» EXERCISE PROMPT: Produce one exact copy of the records, no pictures.

(INPUT FOR THIS TASK)

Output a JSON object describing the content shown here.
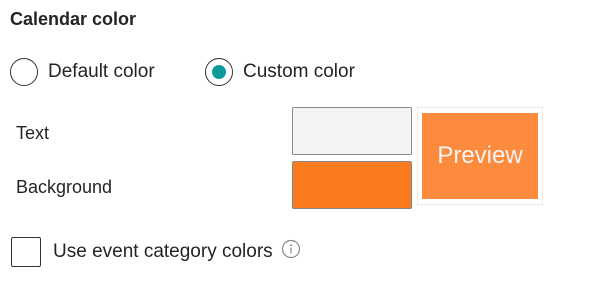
{
  "section": {
    "title": "Calendar color"
  },
  "color_mode": {
    "options": [
      {
        "label": "Default color",
        "selected": false
      },
      {
        "label": "Custom color",
        "selected": true
      }
    ]
  },
  "custom": {
    "text_label": "Text",
    "background_label": "Background",
    "text_color": "#f5f4f4",
    "background_color": "#fb7a1e",
    "preview_label": "Preview",
    "preview_background": "#fd8b3e",
    "preview_text_color": "#f5f4f4"
  },
  "event_category": {
    "label": "Use event category colors",
    "checked": false,
    "info_icon": "info-icon"
  },
  "colors": {
    "accent": "#0e9a9c",
    "border": "#8a8886",
    "text": "#242424"
  }
}
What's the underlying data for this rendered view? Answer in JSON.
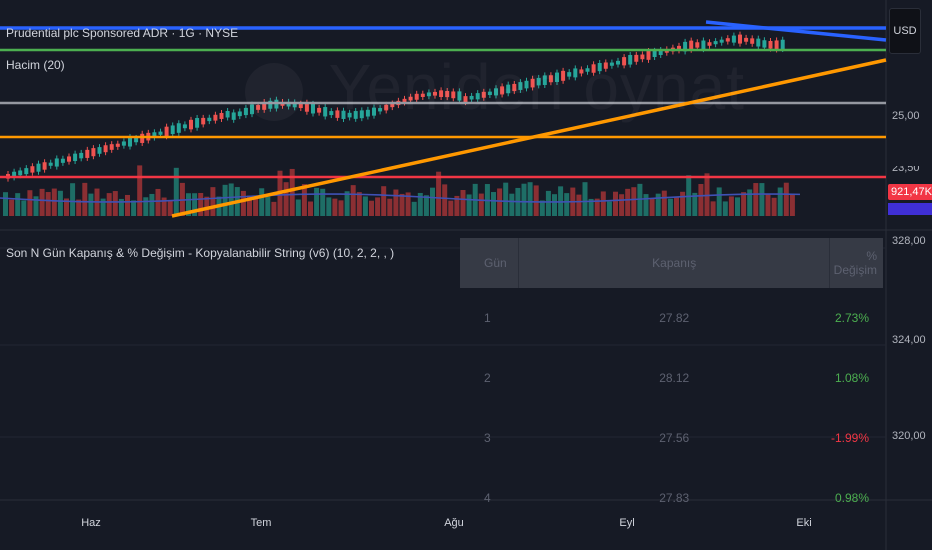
{
  "header": {
    "symbol_title": "Prudential plc Sponsored ADR · 1G · NYSE",
    "volume_label": "Hacim (20)"
  },
  "watermark": {
    "text": "Yeniden oynat"
  },
  "price_scale": {
    "currency": "USD",
    "labels": [
      "25,00",
      "23,50"
    ],
    "volume_badge": "921,47K"
  },
  "indicator": {
    "title": "Son N Gün Kapanış & % Değişim - Kopyalanabilir String (v6) (10, 2, 2, , )",
    "scale_labels": [
      "328,00",
      "324,00",
      "320,00"
    ],
    "table": {
      "headers": [
        "Gün",
        "Kapanış",
        "% Değişim"
      ],
      "rows": [
        {
          "day": "1",
          "close": "27.82",
          "change": "2.73%",
          "dir": "up"
        },
        {
          "day": "2",
          "close": "28.12",
          "change": "1.08%",
          "dir": "up"
        },
        {
          "day": "3",
          "close": "27.56",
          "change": "-1.99%",
          "dir": "down"
        },
        {
          "day": "4",
          "close": "27.83",
          "change": "0.98%",
          "dir": "up"
        }
      ]
    }
  },
  "time_axis": {
    "labels": [
      "Haz",
      "Tem",
      "Ağu",
      "Eyl",
      "Eki"
    ]
  },
  "colors": {
    "background": "#161a25",
    "up": "#26a69a",
    "down": "#ef5350",
    "blue_line": "#2962ff",
    "green_line": "#4caf50",
    "orange_line": "#ff9800",
    "red_line": "#f23645",
    "gray_line": "#9598a1"
  }
}
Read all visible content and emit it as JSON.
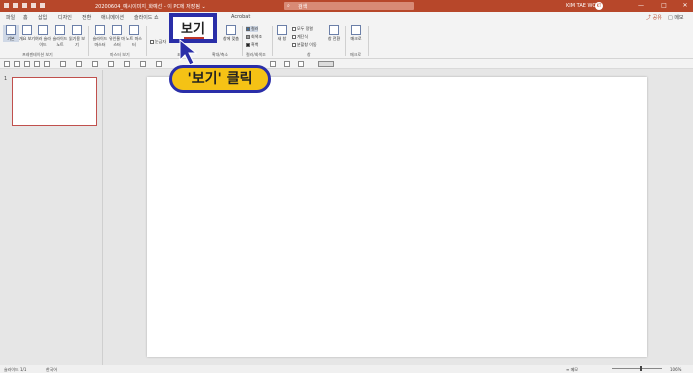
{
  "titlebar": {
    "doc_title": "20200604_예시이미지_화예선 - 이 PC에 저장됨 ⌄",
    "search_placeholder": "검색",
    "user_name": "KIM TAE WON",
    "avatar_initials": "KT",
    "minimize": "—",
    "maximize": "□",
    "close": "✕"
  },
  "tabs": [
    "파일",
    "홈",
    "삽입",
    "디자인",
    "전환",
    "애니메이션",
    "슬라이드 쇼",
    "Acrobat"
  ],
  "tabs_right": {
    "share": "⤴ 공유",
    "comments": "□ 메모"
  },
  "ribbon": {
    "presentation_views": [
      "기본",
      "개요 보기",
      "여러 슬라이드",
      "슬라이드 노트",
      "읽기용 보기"
    ],
    "presentation_views_label": "프레젠테이션 보기",
    "master_views": [
      "슬라이드 마스터",
      "유인물 마스터",
      "노트 마스터"
    ],
    "master_views_label": "마스터 보기",
    "show_label": "표시",
    "show_partial": "눈금자",
    "zoom_items": [
      "창에 맞춤"
    ],
    "zoom_label": "확대/축소",
    "color_items": [
      "컬러",
      "회색조",
      "흑백"
    ],
    "color_label": "컬러/회색조",
    "window_items": [
      "새 창",
      "모두 정렬",
      "계단식",
      "분할창 이동"
    ],
    "window_switch": "창 전환",
    "window_label": "창",
    "macro": "매크로",
    "macro_label": "매크로"
  },
  "callout": {
    "highlight_text": "보기",
    "pill_text": "'보기' 클릭"
  },
  "thumbnail": {
    "number": "1"
  },
  "statusbar": {
    "slide_info": "슬라이드 1/1",
    "language": "한국어",
    "notes": "≡ 메모",
    "zoom": "106%"
  },
  "colors": {
    "accent": "#b7472a",
    "callout_border": "#2a2ea8",
    "pill_fill": "#f5c215"
  }
}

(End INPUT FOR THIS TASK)

» RESULT:
Output a JSON object describing the content shown here.
{
  "section": {
    "title": "Calendar color"
  },
  "color_mode": {
    "options": [
      {
        "label": "Default color",
        "selected": false
      },
      {
        "label": "Custom color",
        "selected": true
      }
    ]
  },
  "custom": {
    "text_label": "Text",
    "background_label": "Background",
    "text_color": "#f5f4f4",
    "background_color": "#fb7a1e",
    "preview_label": "Preview",
    "preview_background": "#fd8b3e",
    "preview_text_color": "#f5f4f4"
  },
  "event_category": {
    "label": "Use event category colors",
    "checked": false,
    "info_icon": "info-icon"
  },
  "colors": {
    "accent": "#0e9a9c",
    "border": "#8a8886",
    "text": "#242424"
  }
}
What's the underlying data for this rendered view? Answer in JSON.
{
  "header": {
    "symbol_title": "Prudential plc Sponsored ADR · 1G · NYSE",
    "volume_label": "Hacim (20)"
  },
  "watermark": {
    "text": "Yeniden oynat"
  },
  "price_scale": {
    "currency": "USD",
    "labels": [
      "25,00",
      "23,50"
    ],
    "volume_badge": "921,47K"
  },
  "indicator": {
    "title": "Son N Gün Kapanış & % Değişim - Kopyalanabilir String (v6) (10, 2, 2, , )",
    "scale_labels": [
      "328,00",
      "324,00",
      "320,00"
    ],
    "table": {
      "headers": [
        "Gün",
        "Kapanış",
        "% Değişim"
      ],
      "rows": [
        {
          "day": "1",
          "close": "27.82",
          "change": "2.73%",
          "dir": "up"
        },
        {
          "day": "2",
          "close": "28.12",
          "change": "1.08%",
          "dir": "up"
        },
        {
          "day": "3",
          "close": "27.56",
          "change": "-1.99%",
          "dir": "down"
        },
        {
          "day": "4",
          "close": "27.83",
          "change": "0.98%",
          "dir": "up"
        }
      ]
    }
  },
  "time_axis": {
    "labels": [
      "Haz",
      "Tem",
      "Ağu",
      "Eyl",
      "Eki"
    ]
  },
  "colors": {
    "background": "#161a25",
    "up": "#26a69a",
    "down": "#ef5350",
    "blue_line": "#2962ff",
    "green_line": "#4caf50",
    "orange_line": "#ff9800",
    "red_line": "#f23645",
    "gray_line": "#9598a1"
  }
}
Read all visible content and emit it as JSON.
{
  "titlebar": {
    "doc_title": "20200604_예시이미지_화예선 - 이 PC에 저장됨 ⌄",
    "search_placeholder": "검색",
    "user_name": "KIM TAE WON",
    "avatar_initials": "KT",
    "minimize": "—",
    "maximize": "□",
    "close": "✕"
  },
  "tabs": [
    "파일",
    "홈",
    "삽입",
    "디자인",
    "전환",
    "애니메이션",
    "슬라이드 쇼",
    "Acrobat"
  ],
  "tabs_right": {
    "share": "⤴ 공유",
    "comments": "□ 메모"
  },
  "ribbon": {
    "presentation_views": [
      "기본",
      "개요 보기",
      "여러 슬라이드",
      "슬라이드 노트",
      "읽기용 보기"
    ],
    "presentation_views_label": "프레젠테이션 보기",
    "master_views": [
      "슬라이드 마스터",
      "유인물 마스터",
      "노트 마스터"
    ],
    "master_views_label": "마스터 보기",
    "show_label": "표시",
    "show_partial": "눈금자",
    "zoom_items": [
      "창에 맞춤"
    ],
    "zoom_label": "확대/축소",
    "color_items": [
      "컬러",
      "회색조",
      "흑백"
    ],
    "color_label": "컬러/회색조",
    "window_items": [
      "새 창",
      "모두 정렬",
      "계단식",
      "분할창 이동"
    ],
    "window_switch": "창 전환",
    "window_label": "창",
    "macro": "매크로",
    "macro_label": "매크로"
  },
  "callout": {
    "highlight_text": "보기",
    "pill_text": "'보기' 클릭"
  },
  "thumbnail": {
    "number": "1"
  },
  "statusbar": {
    "slide_info": "슬라이드 1/1",
    "language": "한국어",
    "notes": "≡ 메모",
    "zoom": "106%"
  },
  "colors": {
    "accent": "#b7472a",
    "callout_border": "#2a2ea8",
    "pill_fill": "#f5c215"
  }
}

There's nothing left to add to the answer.